Wednesday, November 15, 2006

Review: Small Beauties

Presenting another picture book dangerous for the sentimental adult reader.

Small Beauties: The Journey of Darcy Heart O'Hara tells the tale of the Irish Potato Famine and resulting mass emigration through one small girl's experience.

Darcy Heart O'Hara is born the seventh child and first girl. "'One day this child shall hold the very heart of our family in the palm of her hand,' Granny predicted. So they named the infant Darcy Heart O'Hara."

Darcy's life on her family's farm is busy and full. She has to take care of the animals and help around the house. The family relaxes to Granddad's stories "of brave heroes on white steeds and moonlit glens filled with little folk and fairy queens." Darcy stands out from the children of her village from the start: "She was a noticer. She stopped to notice small beauties wherever she went."

Darcy picks up the small beauties--pebbles, feathers and flowers--wherever she goes. It's a simple life filled with beauty. But then the crops fail, two times in a row. The family is evicted and their cottage destroyed. The family has no choice. They take the voyage to American offered to them. Heartbreakingly, Granny and Granddad stay behind.

  • "Later that day, Darcy took one last walk with Granny down Derry Lane. ''Tis a big ocean that will soon be between us,' Granny whispered, a tear rolling down her wrinkled cheek. 'And the years will come and go like so many waves upon the shore. I'm countin' on you, my girl, you who notice so much. With all those small beauties you keep, here is one more.' She pressed the worn bead back into Darcy's hand. 'Help the other to remember, and not just the sadness, the hurt, and the hunger. Help them to remember all the beauty they left behind.'"

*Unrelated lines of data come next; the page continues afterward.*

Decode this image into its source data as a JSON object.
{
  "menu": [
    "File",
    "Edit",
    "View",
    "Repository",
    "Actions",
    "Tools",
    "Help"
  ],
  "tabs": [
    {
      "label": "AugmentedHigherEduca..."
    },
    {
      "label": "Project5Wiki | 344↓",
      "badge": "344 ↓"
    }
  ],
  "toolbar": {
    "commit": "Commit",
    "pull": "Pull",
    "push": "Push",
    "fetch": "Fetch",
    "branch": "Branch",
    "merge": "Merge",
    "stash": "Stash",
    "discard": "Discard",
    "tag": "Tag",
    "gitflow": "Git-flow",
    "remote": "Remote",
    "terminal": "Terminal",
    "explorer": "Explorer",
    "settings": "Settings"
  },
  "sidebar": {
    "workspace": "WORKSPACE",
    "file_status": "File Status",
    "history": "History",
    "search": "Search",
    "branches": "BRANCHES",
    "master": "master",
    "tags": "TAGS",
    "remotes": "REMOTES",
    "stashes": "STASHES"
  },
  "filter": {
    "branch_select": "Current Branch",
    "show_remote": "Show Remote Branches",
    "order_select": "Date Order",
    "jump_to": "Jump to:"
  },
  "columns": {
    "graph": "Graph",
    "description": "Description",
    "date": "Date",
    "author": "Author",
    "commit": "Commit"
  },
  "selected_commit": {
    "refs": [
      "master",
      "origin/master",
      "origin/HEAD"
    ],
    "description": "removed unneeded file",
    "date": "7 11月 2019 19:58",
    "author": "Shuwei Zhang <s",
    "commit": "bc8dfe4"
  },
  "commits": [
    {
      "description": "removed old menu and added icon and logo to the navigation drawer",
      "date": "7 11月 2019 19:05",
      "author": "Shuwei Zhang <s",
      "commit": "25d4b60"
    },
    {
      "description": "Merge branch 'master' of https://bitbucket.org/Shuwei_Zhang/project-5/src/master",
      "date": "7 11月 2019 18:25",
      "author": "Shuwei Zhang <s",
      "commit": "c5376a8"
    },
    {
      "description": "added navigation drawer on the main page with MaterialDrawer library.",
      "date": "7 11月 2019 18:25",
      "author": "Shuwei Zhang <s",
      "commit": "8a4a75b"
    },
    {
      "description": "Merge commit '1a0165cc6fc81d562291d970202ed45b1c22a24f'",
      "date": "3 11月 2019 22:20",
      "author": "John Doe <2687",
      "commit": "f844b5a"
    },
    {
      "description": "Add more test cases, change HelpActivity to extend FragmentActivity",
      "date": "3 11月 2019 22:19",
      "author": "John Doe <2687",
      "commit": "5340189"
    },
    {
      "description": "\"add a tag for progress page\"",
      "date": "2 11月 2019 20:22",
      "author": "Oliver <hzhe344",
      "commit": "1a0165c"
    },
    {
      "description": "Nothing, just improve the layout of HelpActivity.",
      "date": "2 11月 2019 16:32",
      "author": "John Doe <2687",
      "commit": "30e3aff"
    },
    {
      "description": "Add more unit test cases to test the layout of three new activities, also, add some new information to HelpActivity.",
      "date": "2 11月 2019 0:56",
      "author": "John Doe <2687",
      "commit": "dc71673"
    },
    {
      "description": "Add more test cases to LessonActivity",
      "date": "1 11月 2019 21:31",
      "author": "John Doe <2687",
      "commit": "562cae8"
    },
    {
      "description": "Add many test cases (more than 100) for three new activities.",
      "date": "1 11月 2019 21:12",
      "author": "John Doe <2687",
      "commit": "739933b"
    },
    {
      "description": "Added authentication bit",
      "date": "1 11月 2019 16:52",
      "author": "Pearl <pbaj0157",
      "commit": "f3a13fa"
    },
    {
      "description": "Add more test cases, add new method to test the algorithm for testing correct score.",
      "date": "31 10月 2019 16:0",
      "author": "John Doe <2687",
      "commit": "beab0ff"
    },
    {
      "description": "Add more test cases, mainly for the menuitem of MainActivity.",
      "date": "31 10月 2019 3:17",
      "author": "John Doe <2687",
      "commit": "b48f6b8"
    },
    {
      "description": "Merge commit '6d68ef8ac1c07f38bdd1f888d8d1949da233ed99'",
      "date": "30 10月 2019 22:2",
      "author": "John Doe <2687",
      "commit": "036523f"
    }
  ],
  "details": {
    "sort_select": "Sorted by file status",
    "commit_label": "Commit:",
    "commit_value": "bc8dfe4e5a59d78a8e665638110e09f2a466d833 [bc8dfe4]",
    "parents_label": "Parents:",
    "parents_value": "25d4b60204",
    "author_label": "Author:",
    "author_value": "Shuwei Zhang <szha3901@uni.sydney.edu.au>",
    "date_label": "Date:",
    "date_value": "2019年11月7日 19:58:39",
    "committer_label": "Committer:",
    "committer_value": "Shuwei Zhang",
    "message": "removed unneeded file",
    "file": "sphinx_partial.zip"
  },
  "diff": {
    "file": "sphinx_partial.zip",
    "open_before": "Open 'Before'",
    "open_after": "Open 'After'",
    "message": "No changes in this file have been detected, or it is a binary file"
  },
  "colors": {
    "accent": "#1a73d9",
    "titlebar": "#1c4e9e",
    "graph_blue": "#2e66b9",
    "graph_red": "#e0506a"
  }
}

The worn bead? A bead from Granny's rosary destroyed when the Crown burned down the O'Hara's cottage. Okay. I dare you not to cry reading that aloud to a child.

Darcy's small beauties--a stone from their cottage, the bead, heather, etc.--help their family adjust in the new world. They bring back Graddad's stories, Granny's humming, and the sights, sounds, and smells of home.

Elvira Woodruff's text is at once lyrical and direct, and Adam Rex's illustrations are simply beautiful. Small Beauties is most appropriate for children ages seven and up due to subject matter and reading level. It's also highly recommended.